8. The First-tier Tribunal identified a number of features of the claimant's case which led them to conclude that the claimant has no ties to Jamaica. These, found in paragraph 26 of the determination, are that the claimant has no relatives in Jamaica; that there is no family property there and, thirdly, that he has only visited Jamaica once since his arrival in the United Kingdom.

9. In her grounds of application the Secretary of State submits that the First-tier Tribunal failed to take into account a number of relevant factors when coming to its conclusions. The grounds themselves refer to two such claimed material factors; first, that the claimant grew up in the United Kingdom living with his Jamaican mother and therefore must have cultural ties to his homeland and, second, that the claimant speaks English, the language spoken in Jamaica. At the hearing before the Upper Tribunal Ms Isherwood sought to identify a third material factor said to have been excluded from the First-tier Tribunal's considerations, that being that the claimant's grandmother did not spend all her time in the United States as claimed and, consequently, might spend time in Jamaica thus providing a tie for the claimant to that country.

10. Turning to a consideration of those three factors: as to the first, the submission is founded on nothing more than speculation on the Secretary of State's behalf. The First-tier Tribunal set out the evidence before it in detail. Nothing in that evidence supports the contention that the claimant holds any such cultural ties to Jamaica. This was a matter upon which the Secretary of State's representative could have cross-examined upon before the First-tier Tribunal but there is no indication that such cross-examination took place or, if it did, that any evidence was provided which supports the Secretary of State's contention as now raised.

11. As to the second matter i.e. the fact that the claimant speaks English, it seems to us that this is an entirely a neutral factor, English being a language widely spoken in the Caribbean. In any event, the Tribunal were plainly aware that the claimant spoke English, he having given the entirety of his evidence in this language.

12. As to the final matter, first raised on the day of the hearing by Ms Isherwood, no explanation has been provided as to why this was not pleaded in the written grounds. In any event, it does not take the Secretary of State's case any further. There is no indication in the accepted evidence that the appellant's grandmother spent any time in Jamaica.

13. Therefore, whilst we accept the reasons of the First-tier Tribunal are brief, we find that (i) the conclusion it reached was open to it for the reasons given, (ii) its conclusion and reasons do not offend the guidance given by this Tribunal in Ogundimu and (iii) that there is sufficient reasoning in the determination for the losing party, in this case the Secretary of State, to understand why she lost.

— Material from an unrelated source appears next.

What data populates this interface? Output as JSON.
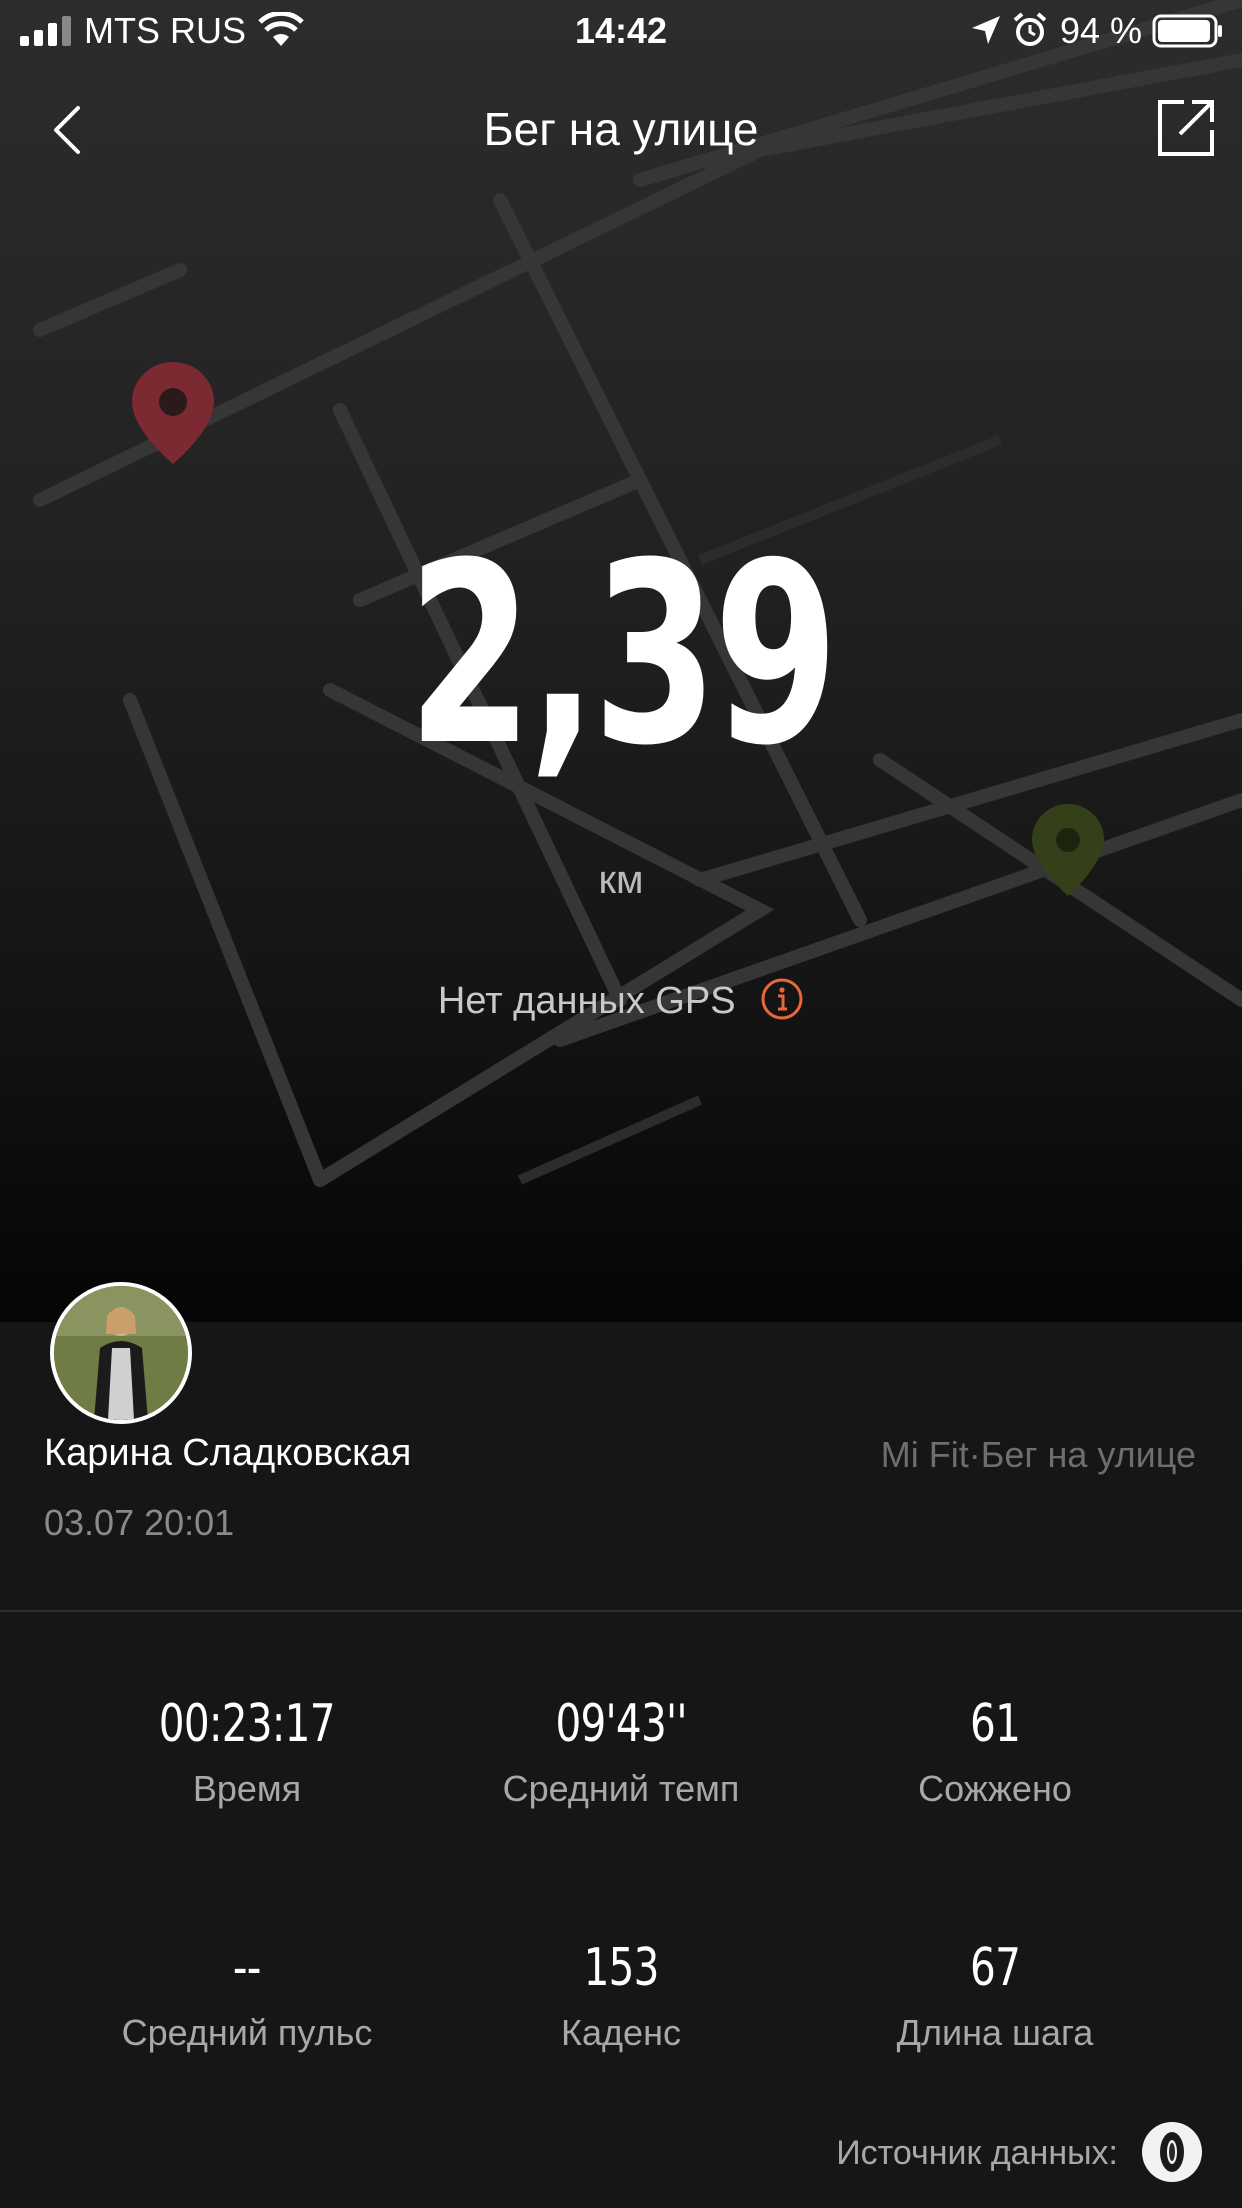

14. Ms Isherwood did not pursue the other grounds of application before us today and she was right not to do so. They are plainly not made out given the concession recorded in paragraph 25 of the First-tier Tribunal's determination.

15. For the sake of completeness, we indicate that had we had set aside the First-tier Tribunal's decision and re-made the decision on appeal for ourselves we would have come to exactly the same conclusion as the First-tier Tribunal. The claimant came to the United Kingdom aged just 6 years old, has been educated here and has lived here continuously since the date of his arrival, save for one short visit to Jamaica during which time he stayed in a hotel. He may speak a language spoken in Jamaica but he has no family there. To all intents and purposes he is a stranger to Jamaica and its way of life.


We find there is no error on point of law in the First-tier Tribunal's determination and we consequently dismiss the Secretary of State's appeal before us.


Upper Tribunal Judge O'Connor
Date: 24 February 2014